Six Russian military manufacturers are in the Defense News 2018 “Top 100” ranking of global arms traders, all of them within the top 50 list. One company, JSC Concern Almaz-Antey – a major government contractor made to the top 10, moving up from 11th last year to 8th this year.
The Defense News ranking shows, that 100% of JSC Almaz-Antey’s revenue comes from defense which accounted for a 39% increase from $6.58 billion in 2016 to $9.1 billion in 2018.
The Stockholm International Peace Research Institute rank for JSC Almaz-Antey is slightly lower -- 24th in 2016 but still up from 26th in 2015.
The Russian state media reported the ranking as the nation’s major achievement emphasizing the accomplishment despite the fact that for the last four years the company has been under sanctions, both from the United States and the European Union.
The CEO of JSC Concern Almaz-Antey Yan Novikov in a statement regarding his firm’s 2018 ranking specifically pointed to the expansion of the company’s exports in spite of the sanctions. He said Almaz-Antey delivers its products to global arms markets directly and via state defense agency Rosoboronexport, which is also under U.S. and EU sanctions.
“For the rest of the world both the U.S. and EU sanctions do not really mean anything,” Siemon Wezeman Senior Researcher Arms and Military Expenditure Program at the Stockholm International Peace Research Institute (SIPRI) told Polygraph.info.

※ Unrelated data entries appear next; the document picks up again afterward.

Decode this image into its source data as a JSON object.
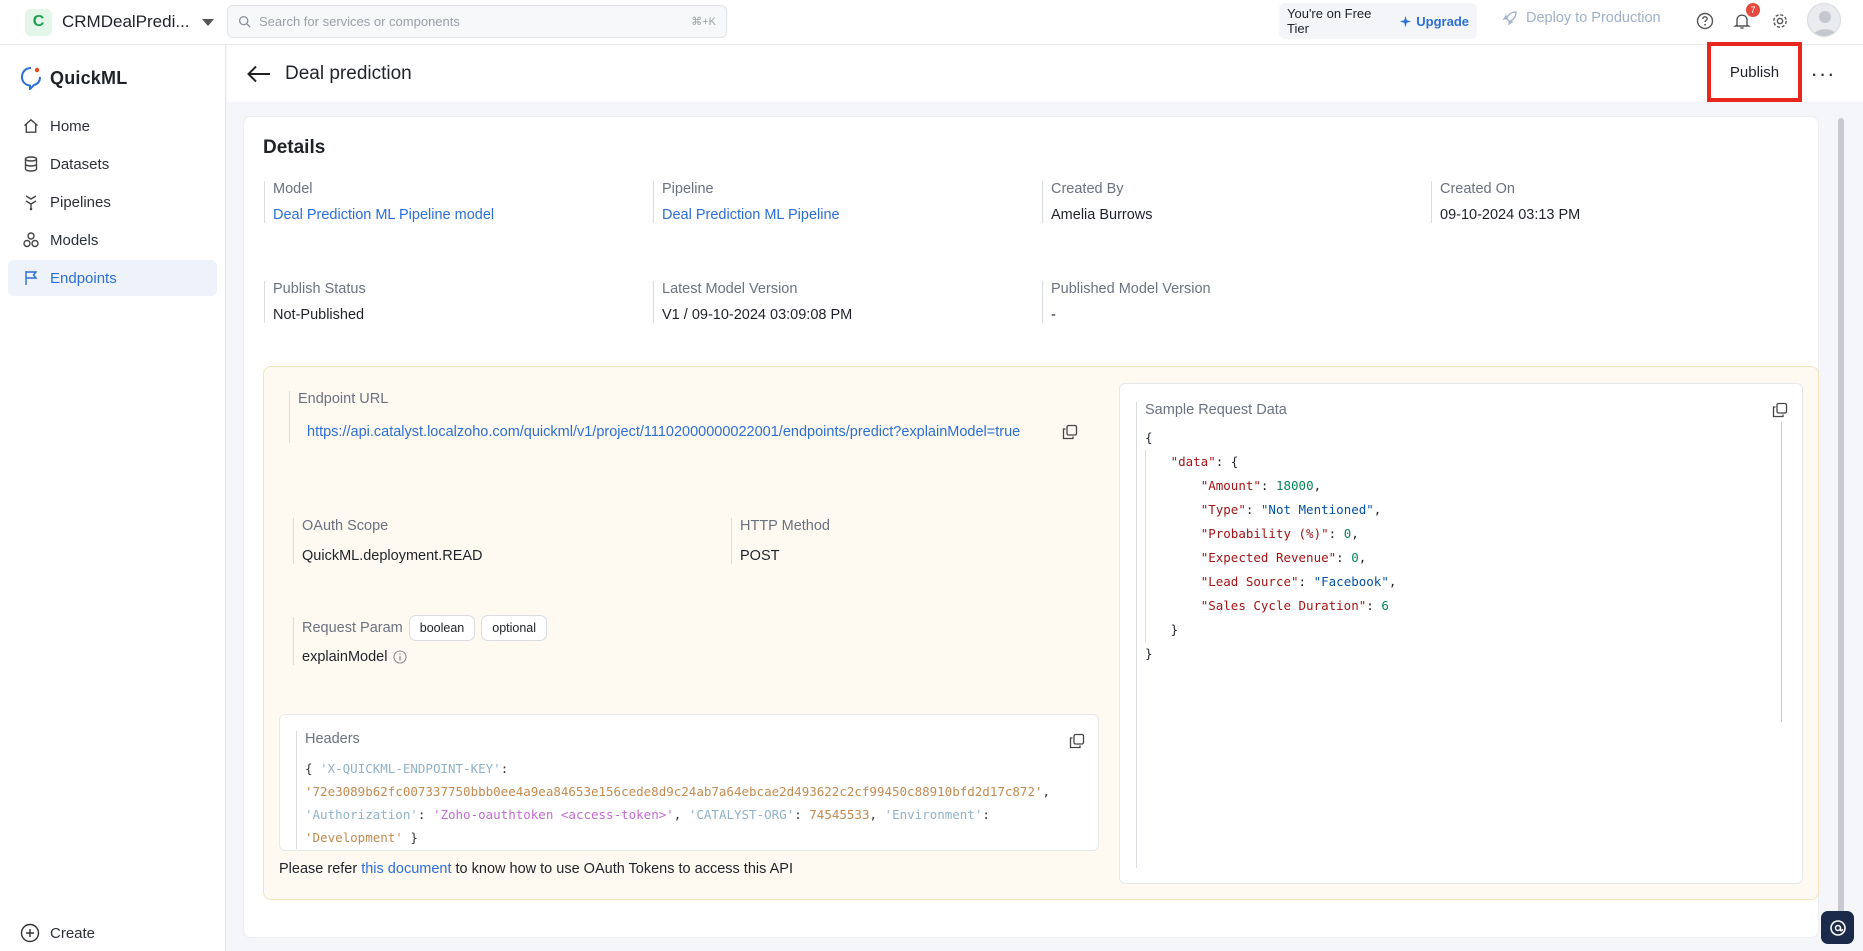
{
  "topbar": {
    "project_initial": "C",
    "project_name": "CRMDealPredi...",
    "search_placeholder": "Search for services or components",
    "search_shortcut": "⌘+K",
    "tier_text": "You're on Free Tier",
    "upgrade_label": "Upgrade",
    "deploy_label": "Deploy to Production",
    "notification_count": "7"
  },
  "sidebar": {
    "brand": "QuickML",
    "items": [
      {
        "label": "Home",
        "icon": "home-icon"
      },
      {
        "label": "Datasets",
        "icon": "database-icon"
      },
      {
        "label": "Pipelines",
        "icon": "pipeline-icon"
      },
      {
        "label": "Models",
        "icon": "models-icon"
      },
      {
        "label": "Endpoints",
        "icon": "endpoint-icon",
        "active": true
      }
    ],
    "create_label": "Create"
  },
  "header": {
    "title": "Deal prediction",
    "publish_label": "Publish",
    "more_label": "···"
  },
  "details": {
    "title": "Details",
    "model_label": "Model",
    "model_value": "Deal Prediction ML Pipeline model",
    "pipeline_label": "Pipeline",
    "pipeline_value": "Deal Prediction ML Pipeline",
    "created_by_label": "Created By",
    "created_by_value": "Amelia Burrows",
    "created_on_label": "Created On",
    "created_on_value": "09-10-2024 03:13 PM",
    "publish_status_label": "Publish Status",
    "publish_status_value": "Not-Published",
    "latest_version_label": "Latest Model Version",
    "latest_version_value": "V1 / 09-10-2024 03:09:08 PM",
    "published_version_label": "Published Model Version",
    "published_version_value": "-"
  },
  "endpoint": {
    "url_label": "Endpoint URL",
    "url_value": "https://api.catalyst.localzoho.com/quickml/v1/project/11102000000022001/endpoints/predict?explainModel=true",
    "oauth_label": "OAuth Scope",
    "oauth_value": "QuickML.deployment.READ",
    "method_label": "HTTP Method",
    "method_value": "POST",
    "param_label": "Request Param",
    "param_tags": [
      "boolean",
      "optional"
    ],
    "param_name": "explainModel",
    "headers_label": "Headers",
    "headers": {
      "key1": "'X-QUICKML-ENDPOINT-KEY'",
      "val1": "'72e3089b62fc007337750bbb0ee4a9ea84653e156cede8d9c24ab7a64ebcae2d493622c2cf99450c88910bfd2d17c872'",
      "key2": "'Authorization'",
      "val2": "'Zoho-oauthtoken <access-token>'",
      "key3": "'CATALYST-ORG'",
      "val3": "74545533",
      "key4": "'Environment'",
      "val4": "'Development'"
    },
    "refer_prefix": "Please refer ",
    "refer_link": "this document",
    "refer_suffix": " to know how to use OAuth Tokens to access this API"
  },
  "sample": {
    "label": "Sample Request Data",
    "data_key": "\"data\"",
    "fields": [
      {
        "key": "\"Amount\"",
        "value": "18000",
        "type": "number"
      },
      {
        "key": "\"Type\"",
        "value": "\"Not Mentioned\"",
        "type": "string"
      },
      {
        "key": "\"Probability (%)\"",
        "value": "0",
        "type": "number"
      },
      {
        "key": "\"Expected Revenue\"",
        "value": "0",
        "type": "number"
      },
      {
        "key": "\"Lead Source\"",
        "value": "\"Facebook\"",
        "type": "string"
      },
      {
        "key": "\"Sales Cycle Duration\"",
        "value": "6",
        "type": "number"
      }
    ]
  },
  "colors": {
    "accent": "#2b6fd6",
    "publish_highlight": "#e8281f",
    "endpoint_panel_bg": "#fffaf1"
  }
}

“Thus, Russia could and did just go on selling weapons to other countries. As long a no U.S. or European actors, territory or components are involved, there is no problem for either Russia or the buyer,” Wezeman said.
The SIPRI 2018 report places Russia as the second [after the United States] largest arm exporter in the world with 22 percent of global share.
The success of JSC Concern Almaz-Antey’s “is not surprising,” Wezeman said. The company produces “highly advanced air defense systems that do very well in Russia and the world market with only limited competition, selling for example to India, Vietnam, China, Algeria, Egypt and Turkey.”
Almaz-Antey’s most famous or, rather, infamous product is the Buk missile system, the same one used to shoot down the Malaysian passenger jet MH-17 over eastern Ukraine in July 2014. The Joint Investigation Team said Russia was responsible, and identified the Buk, and the Russian military unit to which the individual missile was assigned.
In 2015, Almaz-Antey's CEO Yan Novikov said evidence showed the plane was indeed hit by one of its BUK missile systems, but that the weapon was an older Soviet model no longer used by the Russian military. The later has been debunked as a false claim.
There are several factors complicating analysis of the export-import schemes and mapping Russian arms trade, mainly due to the lack of transparency.
In November 2016, Vladimir Putin signed a presidential decree making “top secret” all information regarding “Russian Federation military-technical cooperation with foreign states,” stating that “distribution of such information can cause damage to the state security.”
“Almaz-Antey has, since 2014, not published any official data and its results could only be estimated based on various pieces of information from company statements or other sources,” Wezeman said.